March System Layers Claire Putney
These vibrant, multi-dimensional works layer diagrams and charts from various systems of social, economic, and political power. City maps, electrical power structures, stock market graphs, and military strategy diagrams are all systems that are controlled by few, and impact many.
This exhibition presents a fantastical, pulsating configuration of these inherently layered and interconnected systems.
March Inhabitants Kate Harkins
My work is figurative, but rooted very much in the exploration of materials, set in fabric, drawing, nail polish, spray paint and fabric, with play and invention being the engines.
The people in my work are from life or invented characters, and once created, seek to participate in the conversation we are having now, about the life and world we navigate and work to reinvent.
February shaping perception Melissa Knowles
a way of regarding, understanding, or interpreting: a mental impression
how we see becomes our truth
February Dreamscapes John Leahy
When I paint, I release myself to the process, seeking mental states of flow.

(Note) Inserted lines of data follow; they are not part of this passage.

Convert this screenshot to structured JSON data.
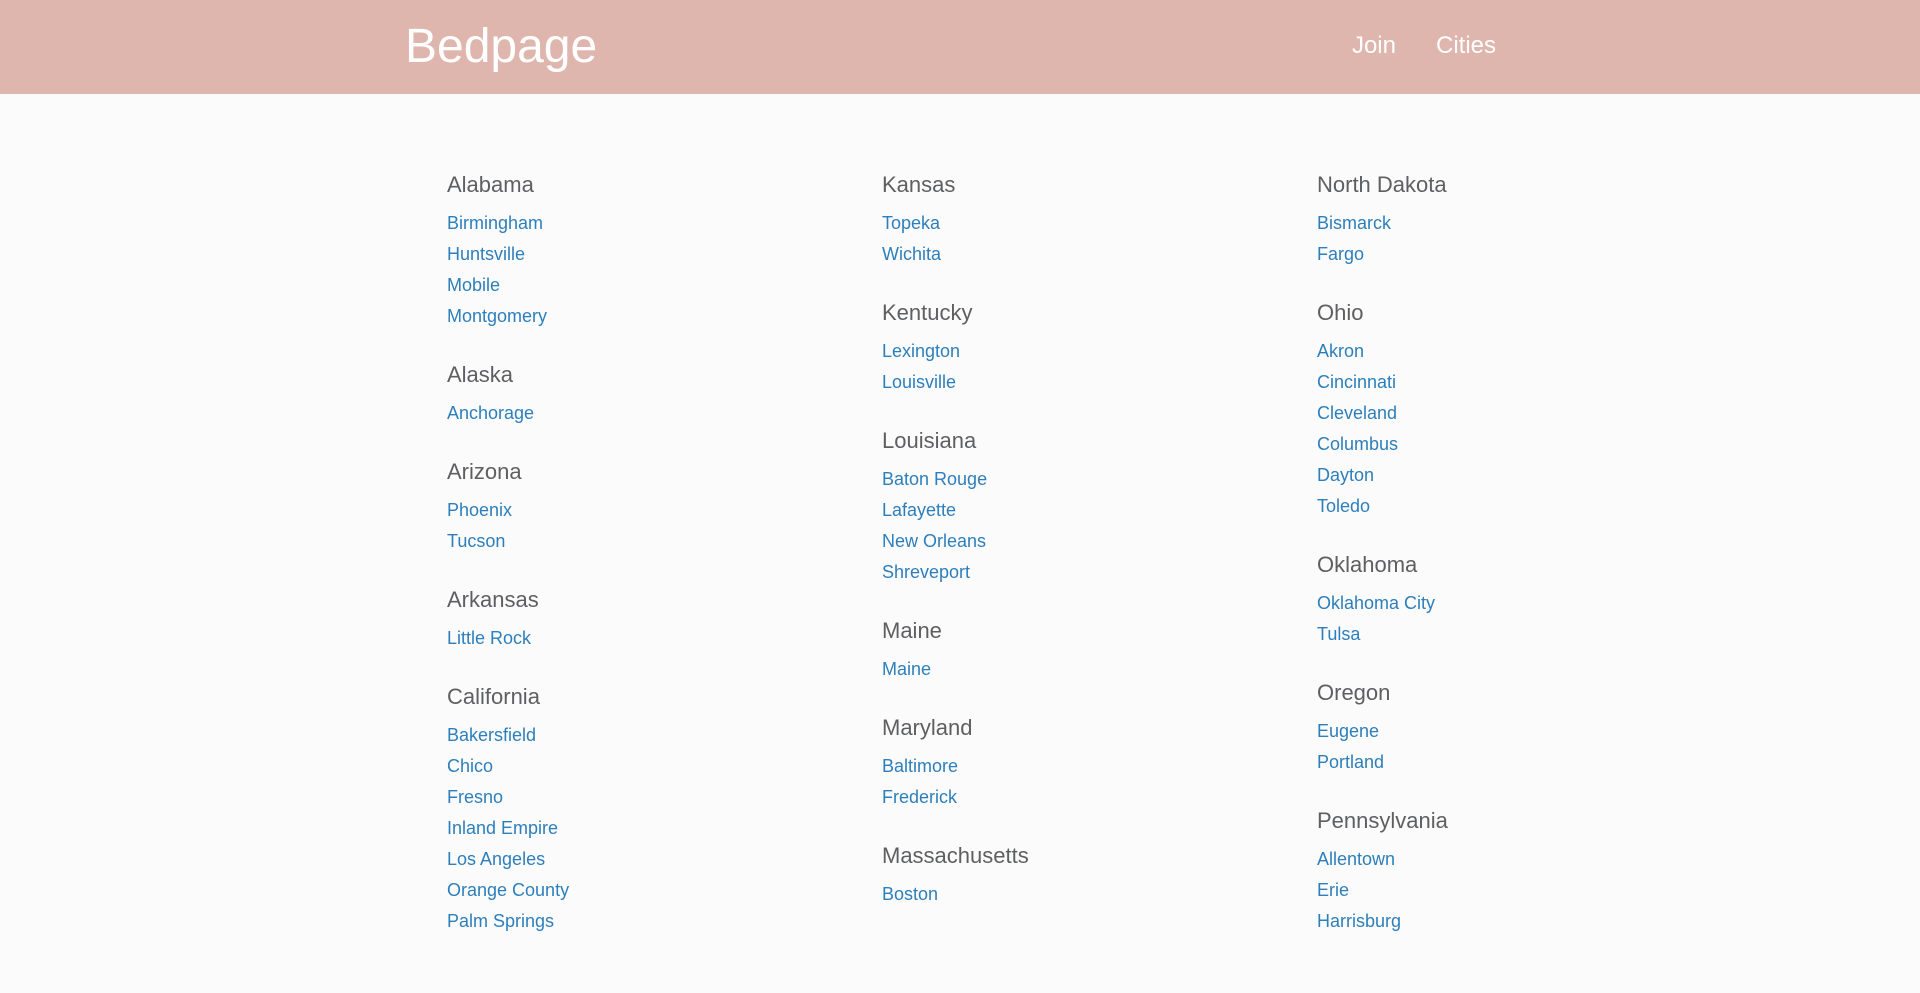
{
  "header": {
    "logo": "Bedpage",
    "nav": [
      "Join",
      "Cities"
    ]
  },
  "columns": [
    [
      {
        "state": "Alabama",
        "cities": [
          "Birmingham",
          "Huntsville",
          "Mobile",
          "Montgomery"
        ]
      },
      {
        "state": "Alaska",
        "cities": [
          "Anchorage"
        ]
      },
      {
        "state": "Arizona",
        "cities": [
          "Phoenix",
          "Tucson"
        ]
      },
      {
        "state": "Arkansas",
        "cities": [
          "Little Rock"
        ]
      },
      {
        "state": "California",
        "cities": [
          "Bakersfield",
          "Chico",
          "Fresno",
          "Inland Empire",
          "Los Angeles",
          "Orange County",
          "Palm Springs"
        ]
      }
    ],
    [
      {
        "state": "Kansas",
        "cities": [
          "Topeka",
          "Wichita"
        ]
      },
      {
        "state": "Kentucky",
        "cities": [
          "Lexington",
          "Louisville"
        ]
      },
      {
        "state": "Louisiana",
        "cities": [
          "Baton Rouge",
          "Lafayette",
          "New Orleans",
          "Shreveport"
        ]
      },
      {
        "state": "Maine",
        "cities": [
          "Maine"
        ]
      },
      {
        "state": "Maryland",
        "cities": [
          "Baltimore",
          "Frederick"
        ]
      },
      {
        "state": "Massachusetts",
        "cities": [
          "Boston"
        ]
      }
    ],
    [
      {
        "state": "North Dakota",
        "cities": [
          "Bismarck",
          "Fargo"
        ]
      },
      {
        "state": "Ohio",
        "cities": [
          "Akron",
          "Cincinnati",
          "Cleveland",
          "Columbus",
          "Dayton",
          "Toledo"
        ]
      },
      {
        "state": "Oklahoma",
        "cities": [
          "Oklahoma City",
          "Tulsa"
        ]
      },
      {
        "state": "Oregon",
        "cities": [
          "Eugene",
          "Portland"
        ]
      },
      {
        "state": "Pennsylvania",
        "cities": [
          "Allentown",
          "Erie",
          "Harrisburg"
        ]
      }
    ]
  ],
  "colors": {
    "header_bg": "#dfb6ad",
    "page_bg": "#fcfbfc",
    "state_text": "#5d5f60",
    "link": "#2c7fbb"
  }
}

I have developed a distinctive visual vocabulary through years of observation and experimentation. Using water-based media to play with texture and layers of color that flow and bifurcate, I create evocative personal dreamscapes. My compositions come from drawing, painting, and monoprinting techniques to explore themes which emerge from my subconscious, memories, and experiences.
January CORE Group Show experience the creative vision of the CORE 2022 artists
Celebrate with CORE as we showcase our 2022 gallery artists in our annual group exhibition! During these unprecedented times, we are grateful the creative spirit is flourishing as we present another year of colors, textures, stories, and ideas within which to take refuge and find inspiration.
Exhibition on view: January 5-29, 2022
Pioneer Square Art Walk and Artist Reception: January 6th from 6-8pm